■ **To do**: A word-for-word copy of the whole listing is the required answer.

Data for review START

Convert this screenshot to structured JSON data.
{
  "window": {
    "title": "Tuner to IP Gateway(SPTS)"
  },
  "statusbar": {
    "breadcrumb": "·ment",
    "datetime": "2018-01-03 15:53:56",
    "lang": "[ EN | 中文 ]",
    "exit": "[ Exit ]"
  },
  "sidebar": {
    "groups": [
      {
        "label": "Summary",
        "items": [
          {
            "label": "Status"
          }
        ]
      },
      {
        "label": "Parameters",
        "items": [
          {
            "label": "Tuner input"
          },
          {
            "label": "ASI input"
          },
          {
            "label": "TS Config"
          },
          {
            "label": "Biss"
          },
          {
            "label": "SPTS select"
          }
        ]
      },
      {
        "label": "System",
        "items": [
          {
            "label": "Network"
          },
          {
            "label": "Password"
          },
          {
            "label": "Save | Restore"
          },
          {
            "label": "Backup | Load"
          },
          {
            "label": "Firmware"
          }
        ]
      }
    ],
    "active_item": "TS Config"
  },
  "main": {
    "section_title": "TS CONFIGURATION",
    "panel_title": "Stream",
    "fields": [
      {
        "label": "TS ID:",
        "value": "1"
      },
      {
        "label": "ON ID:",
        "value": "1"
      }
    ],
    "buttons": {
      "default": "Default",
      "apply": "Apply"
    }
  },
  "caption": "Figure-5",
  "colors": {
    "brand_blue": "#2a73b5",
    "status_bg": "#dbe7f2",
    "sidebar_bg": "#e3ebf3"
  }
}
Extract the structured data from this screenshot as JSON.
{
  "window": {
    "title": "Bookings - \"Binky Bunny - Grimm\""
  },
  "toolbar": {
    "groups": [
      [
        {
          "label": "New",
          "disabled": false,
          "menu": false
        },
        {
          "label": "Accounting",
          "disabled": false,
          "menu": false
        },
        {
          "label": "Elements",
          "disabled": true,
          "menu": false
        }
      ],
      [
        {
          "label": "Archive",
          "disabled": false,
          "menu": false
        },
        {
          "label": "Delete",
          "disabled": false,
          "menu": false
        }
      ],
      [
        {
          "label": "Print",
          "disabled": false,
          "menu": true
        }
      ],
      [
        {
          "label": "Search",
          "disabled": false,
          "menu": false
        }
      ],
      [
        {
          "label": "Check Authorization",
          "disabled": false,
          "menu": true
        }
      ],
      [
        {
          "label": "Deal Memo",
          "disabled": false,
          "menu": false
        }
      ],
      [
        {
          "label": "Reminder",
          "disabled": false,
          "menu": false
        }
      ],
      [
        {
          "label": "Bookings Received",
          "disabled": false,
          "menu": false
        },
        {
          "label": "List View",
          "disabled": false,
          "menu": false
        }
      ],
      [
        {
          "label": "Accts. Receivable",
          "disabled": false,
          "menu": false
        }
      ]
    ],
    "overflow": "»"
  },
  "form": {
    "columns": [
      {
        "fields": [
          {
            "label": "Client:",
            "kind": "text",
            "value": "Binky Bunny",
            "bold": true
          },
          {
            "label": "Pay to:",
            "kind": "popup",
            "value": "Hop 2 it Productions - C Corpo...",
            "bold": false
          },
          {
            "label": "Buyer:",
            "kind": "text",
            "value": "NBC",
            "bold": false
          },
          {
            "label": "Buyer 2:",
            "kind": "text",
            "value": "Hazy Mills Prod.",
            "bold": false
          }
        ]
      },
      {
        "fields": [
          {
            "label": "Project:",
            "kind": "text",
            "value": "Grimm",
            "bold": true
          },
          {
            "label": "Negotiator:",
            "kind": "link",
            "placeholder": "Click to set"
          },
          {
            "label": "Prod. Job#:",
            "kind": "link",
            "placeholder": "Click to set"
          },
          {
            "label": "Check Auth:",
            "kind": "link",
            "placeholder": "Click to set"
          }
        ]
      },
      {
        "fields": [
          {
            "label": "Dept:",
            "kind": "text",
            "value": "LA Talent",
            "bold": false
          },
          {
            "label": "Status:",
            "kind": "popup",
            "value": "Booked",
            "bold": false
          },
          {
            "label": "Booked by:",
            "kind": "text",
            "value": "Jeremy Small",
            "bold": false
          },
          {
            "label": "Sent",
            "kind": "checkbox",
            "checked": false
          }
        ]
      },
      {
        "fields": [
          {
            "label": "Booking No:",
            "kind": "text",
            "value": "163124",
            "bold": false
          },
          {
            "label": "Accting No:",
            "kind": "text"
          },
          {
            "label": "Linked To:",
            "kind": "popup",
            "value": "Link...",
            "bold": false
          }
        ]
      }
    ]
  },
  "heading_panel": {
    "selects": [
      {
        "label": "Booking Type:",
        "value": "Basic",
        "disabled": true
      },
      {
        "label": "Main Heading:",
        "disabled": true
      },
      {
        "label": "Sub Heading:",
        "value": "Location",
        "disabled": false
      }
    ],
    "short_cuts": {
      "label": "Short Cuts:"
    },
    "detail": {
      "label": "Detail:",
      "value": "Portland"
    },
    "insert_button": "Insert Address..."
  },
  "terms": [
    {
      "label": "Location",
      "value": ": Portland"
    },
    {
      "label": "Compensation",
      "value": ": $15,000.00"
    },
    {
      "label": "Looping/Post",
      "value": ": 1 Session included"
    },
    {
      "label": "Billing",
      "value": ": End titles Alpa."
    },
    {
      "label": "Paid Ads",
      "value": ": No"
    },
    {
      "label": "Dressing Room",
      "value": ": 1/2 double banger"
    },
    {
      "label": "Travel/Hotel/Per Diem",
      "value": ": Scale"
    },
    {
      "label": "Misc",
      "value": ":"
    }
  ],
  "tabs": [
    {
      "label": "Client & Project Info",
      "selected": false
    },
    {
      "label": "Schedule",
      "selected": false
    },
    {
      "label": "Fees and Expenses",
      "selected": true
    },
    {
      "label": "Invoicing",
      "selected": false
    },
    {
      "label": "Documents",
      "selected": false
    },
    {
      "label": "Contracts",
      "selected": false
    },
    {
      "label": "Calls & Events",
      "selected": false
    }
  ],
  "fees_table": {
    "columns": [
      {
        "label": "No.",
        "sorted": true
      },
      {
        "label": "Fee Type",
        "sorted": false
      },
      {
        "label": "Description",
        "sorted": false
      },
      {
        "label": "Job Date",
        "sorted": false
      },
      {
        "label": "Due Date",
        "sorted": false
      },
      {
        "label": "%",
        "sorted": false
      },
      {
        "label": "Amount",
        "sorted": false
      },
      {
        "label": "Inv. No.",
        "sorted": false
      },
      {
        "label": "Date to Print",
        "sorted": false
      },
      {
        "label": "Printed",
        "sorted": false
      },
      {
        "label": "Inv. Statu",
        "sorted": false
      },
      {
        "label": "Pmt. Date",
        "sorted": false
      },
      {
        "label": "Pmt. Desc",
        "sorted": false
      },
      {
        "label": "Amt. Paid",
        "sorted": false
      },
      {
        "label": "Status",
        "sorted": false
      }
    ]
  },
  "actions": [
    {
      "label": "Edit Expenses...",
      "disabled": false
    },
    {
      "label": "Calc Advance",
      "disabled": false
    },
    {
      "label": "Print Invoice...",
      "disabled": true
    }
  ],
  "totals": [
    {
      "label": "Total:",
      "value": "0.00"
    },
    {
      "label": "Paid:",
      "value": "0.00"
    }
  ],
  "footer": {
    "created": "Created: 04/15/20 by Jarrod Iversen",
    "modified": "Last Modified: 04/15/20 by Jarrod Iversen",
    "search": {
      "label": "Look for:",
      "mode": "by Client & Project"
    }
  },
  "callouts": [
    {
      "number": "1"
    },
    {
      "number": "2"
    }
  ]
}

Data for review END

■ **Solution below**:
Convert this screenshot to structured JSON data.
{
  "window": {
    "title": "Tuner to IP Gateway(SPTS)"
  },
  "statusbar": {
    "breadcrumb": "·ment",
    "datetime": "2018-01-03 15:53:56",
    "lang": "[ EN | 中文 ]",
    "exit": "[ Exit ]"
  },
  "sidebar": {
    "groups": [
      {
        "label": "Summary",
        "items": [
          {
            "label": "Status"
          }
        ]
      },
      {
        "label": "Parameters",
        "items": [
          {
            "label": "Tuner input"
          },
          {
            "label": "ASI input"
          },
          {
            "label": "TS Config"
          },
          {
            "label": "Biss"
          },
          {
            "label": "SPTS select"
          }
        ]
      },
      {
        "label": "System",
        "items": [
          {
            "label": "Network"
          },
          {
            "label": "Password"
          },
          {
            "label": "Save | Restore"
          },
          {
            "label": "Backup | Load"
          },
          {
            "label": "Firmware"
          }
        ]
      }
    ],
    "active_item": "TS Config"
  },
  "main": {
    "section_title": "TS CONFIGURATION",
    "panel_title": "Stream",
    "fields": [
      {
        "label": "TS ID:",
        "value": "1"
      },
      {
        "label": "ON ID:",
        "value": "1"
      }
    ],
    "buttons": {
      "default": "Default",
      "apply": "Apply"
    }
  },
  "caption": "Figure-5",
  "colors": {
    "brand_blue": "#2a73b5",
    "status_bg": "#dbe7f2",
    "sidebar_bg": "#e3ebf3"
  }
}
Extract the structured data from this screenshot as JSON.
{
  "window": {
    "title": "Bookings - \"Binky Bunny - Grimm\""
  },
  "toolbar": {
    "groups": [
      [
        {
          "label": "New",
          "disabled": false,
          "menu": false
        },
        {
          "label": "Accounting",
          "disabled": false,
          "menu": false
        },
        {
          "label": "Elements",
          "disabled": true,
          "menu": false
        }
      ],
      [
        {
          "label": "Archive",
          "disabled": false,
          "menu": false
        },
        {
          "label": "Delete",
          "disabled": false,
          "menu": false
        }
      ],
      [
        {
          "label": "Print",
          "disabled": false,
          "menu": true
        }
      ],
      [
        {
          "label": "Search",
          "disabled": false,
          "menu": false
        }
      ],
      [
        {
          "label": "Check Authorization",
          "disabled": false,
          "menu": true
        }
      ],
      [
        {
          "label": "Deal Memo",
          "disabled": false,
          "menu": false
        }
      ],
      [
        {
          "label": "Reminder",
          "disabled": false,
          "menu": false
        }
      ],
      [
        {
          "label": "Bookings Received",
          "disabled": false,
          "menu": false
        },
        {
          "label": "List View",
          "disabled": false,
          "menu": false
        }
      ],
      [
        {
          "label": "Accts. Receivable",
          "disabled": false,
          "menu": false
        }
      ]
    ],
    "overflow": "»"
  },
  "form": {
    "columns": [
      {
        "fields": [
          {
            "label": "Client:",
            "kind": "text",
            "value": "Binky Bunny",
            "bold": true
          },
          {
            "label": "Pay to:",
            "kind": "popup",
            "value": "Hop 2 it Productions - C Corpo...",
            "bold": false
          },
          {
            "label": "Buyer:",
            "kind": "text",
            "value": "NBC",
            "bold": false
          },
          {
            "label": "Buyer 2:",
            "kind": "text",
            "value": "Hazy Mills Prod.",
            "bold": false
          }
        ]
      },
      {
        "fields": [
          {
            "label": "Project:",
            "kind": "text",
            "value": "Grimm",
            "bold": true
          },
          {
            "label": "Negotiator:",
            "kind": "link",
            "placeholder": "Click to set"
          },
          {
            "label": "Prod. Job#:",
            "kind": "link",
            "placeholder": "Click to set"
          },
          {
            "label": "Check Auth:",
            "kind": "link",
            "placeholder": "Click to set"
          }
        ]
      },
      {
        "fields": [
          {
            "label": "Dept:",
            "kind": "text",
            "value": "LA Talent",
            "bold": false
          },
          {
            "label": "Status:",
            "kind": "popup",
            "value": "Booked",
            "bold": false
          },
          {
            "label": "Booked by:",
            "kind": "text",
            "value": "Jeremy Small",
            "bold": false
          },
          {
            "label": "Sent",
            "kind": "checkbox",
            "checked": false
          }
        ]
      },
      {
        "fields": [
          {
            "label": "Booking No:",
            "kind": "text",
            "value": "163124",
            "bold": false
          },
          {
            "label": "Accting No:",
            "kind": "text"
          },
          {
            "label": "Linked To:",
            "kind": "popup",
            "value": "Link...",
            "bold": false
          }
        ]
      }
    ]
  },
  "heading_panel": {
    "selects": [
      {
        "label": "Booking Type:",
        "value": "Basic",
        "disabled": true
      },
      {
        "label": "Main Heading:",
        "disabled": true
      },
      {
        "label": "Sub Heading:",
        "value": "Location",
        "disabled": false
      }
    ],
    "short_cuts": {
      "label": "Short Cuts:"
    },
    "detail": {
      "label": "Detail:",
      "value": "Portland"
    },
    "insert_button": "Insert Address..."
  },
  "terms": [
    {
      "label": "Location",
      "value": ": Portland"
    },
    {
      "label": "Compensation",
      "value": ": $15,000.00"
    },
    {
      "label": "Looping/Post",
      "value": ": 1 Session included"
    },
    {
      "label": "Billing",
      "value": ": End titles Alpa."
    },
    {
      "label": "Paid Ads",
      "value": ": No"
    },
    {
      "label": "Dressing Room",
      "value": ": 1/2 double banger"
    },
    {
      "label": "Travel/Hotel/Per Diem",
      "value": ": Scale"
    },
    {
      "label": "Misc",
      "value": ":"
    }
  ],
  "tabs": [
    {
      "label": "Client & Project Info",
      "selected": false
    },
    {
      "label": "Schedule",
      "selected": false
    },
    {
      "label": "Fees and Expenses",
      "selected": true
    },
    {
      "label": "Invoicing",
      "selected": false
    },
    {
      "label": "Documents",
      "selected": false
    },
    {
      "label": "Contracts",
      "selected": false
    },
    {
      "label": "Calls & Events",
      "selected": false
    }
  ],
  "fees_table": {
    "columns": [
      {
        "label": "No.",
        "sorted": true
      },
      {
        "label": "Fee Type",
        "sorted": false
      },
      {
        "label": "Description",
        "sorted": false
      },
      {
        "label": "Job Date",
        "sorted": false
      },
      {
        "label": "Due Date",
        "sorted": false
      },
      {
        "label": "%",
        "sorted": false
      },
      {
        "label": "Amount",
        "sorted": false
      },
      {
        "label": "Inv. No.",
        "sorted": false
      },
      {
        "label": "Date to Print",
        "sorted": false
      },
      {
        "label": "Printed",
        "sorted": false
      },
      {
        "label": "Inv. Statu",
        "sorted": false
      },
      {
        "label": "Pmt. Date",
        "sorted": false
      },
      {
        "label": "Pmt. Desc",
        "sorted": false
      },
      {
        "label": "Amt. Paid",
        "sorted": false
      },
      {
        "label": "Status",
        "sorted": false
      }
    ]
  },
  "actions": [
    {
      "label": "Edit Expenses...",
      "disabled": false
    },
    {
      "label": "Calc Advance",
      "disabled": false
    },
    {
      "label": "Print Invoice...",
      "disabled": true
    }
  ],
  "totals": [
    {
      "label": "Total:",
      "value": "0.00"
    },
    {
      "label": "Paid:",
      "value": "0.00"
    }
  ],
  "footer": {
    "created": "Created: 04/15/20 by Jarrod Iversen",
    "modified": "Last Modified: 04/15/20 by Jarrod Iversen",
    "search": {
      "label": "Look for:",
      "mode": "by Client & Project"
    }
  },
  "callouts": [
    {
      "number": "1"
    },
    {
      "number": "2"
    }
  ]
}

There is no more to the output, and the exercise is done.